It does however turn out that a couple of years prior the venue had sold off the land to a housing developer, from which houses they are now getting complaints. Shooting one’s self in one’s foot springs to mind. Although lovely staff, it has to go on the blacklist. It’s not possible to have a party at that volume!”
“I am sorry if the above horror stories have at all worried you. It’s not regular occurrence and so many wedding venues out there are lovely and enjoy a good band, just as much as you do! Hopefully my accounts will ensure you ask the right questions prior to booking, to make sure you do get the party you want and deserve on the evening of your wedding!”
Massive thanks to Paul for sharing his candid, illuminating and entertaining tales of wedding entertainment woe! To clarify a few points: within the contracts drawn up by Entertainment Nation between the client and their wedding band, it is the client’s responsibility to check with the venue for any sound restrictions or conditions they may have. It is crucial that this information is then shared with the wedding band. If, for example, The Beat Union has arrived at wedding venue number 2 with a real drum kit, there may have been no performance. Please also note, bands will never suffer violence or the threat of violence from venue staff or guests and have the right to leave instantly, still earning their full fee.
As Paul mentioned, this post is meant to aid you and not scare you. Here’s a number of vital questions to ask a wedding venue to make sure you are fully informed:
You should then do some digging for yourself to check that the information you are being told is the truth. Quite often ’Tripadviser’ will contain reviews of wedding venues, and this is somewhere a previous client can honestly talk about their experience of a venue without the venue having the power to edit, hide or censor.

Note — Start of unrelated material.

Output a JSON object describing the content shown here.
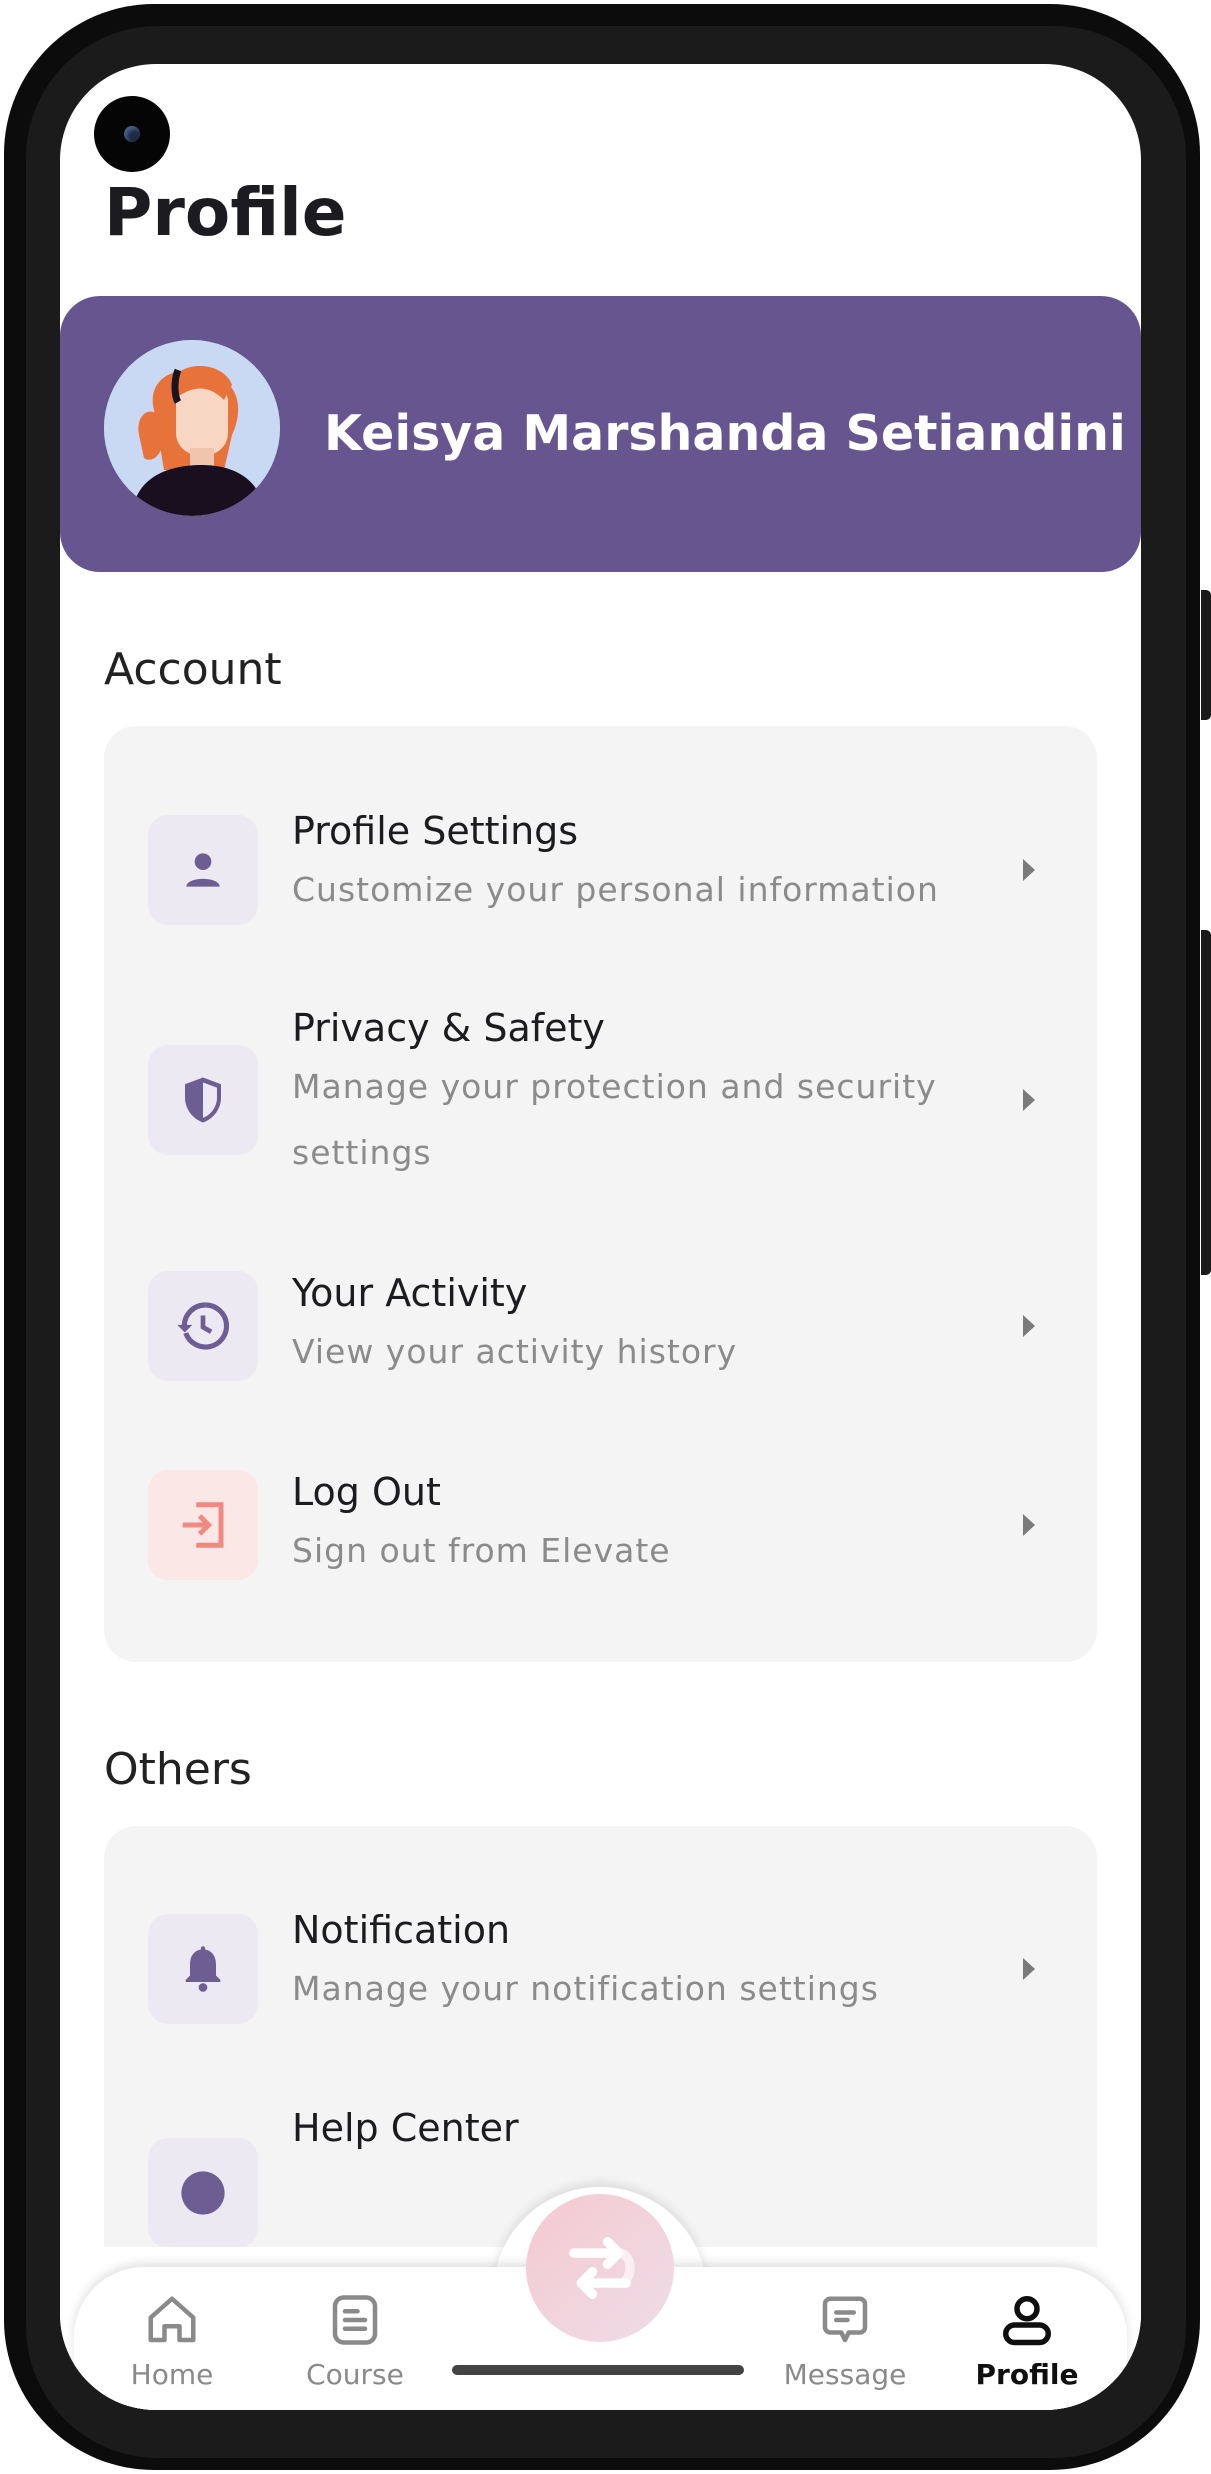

Another great source of advice is to check with an entertainment co-ordinator here at Entertainment Nation and ask if we have heard of a venue, and if it’s on our list of ‘venues with conditions’ or even our ‘Wedding Venue Blacklist’? We’ll always be honest – we want you and your entertainment to have a great time.
These checks are an absolute must to ensuring your chosen venue can cater for an evening party with a live band! We want to supply top quality wedding bands, who want to provide top quality entertainment, so long as your venue allow them! Good luck with the hunt and give us a shout anytime if we can help!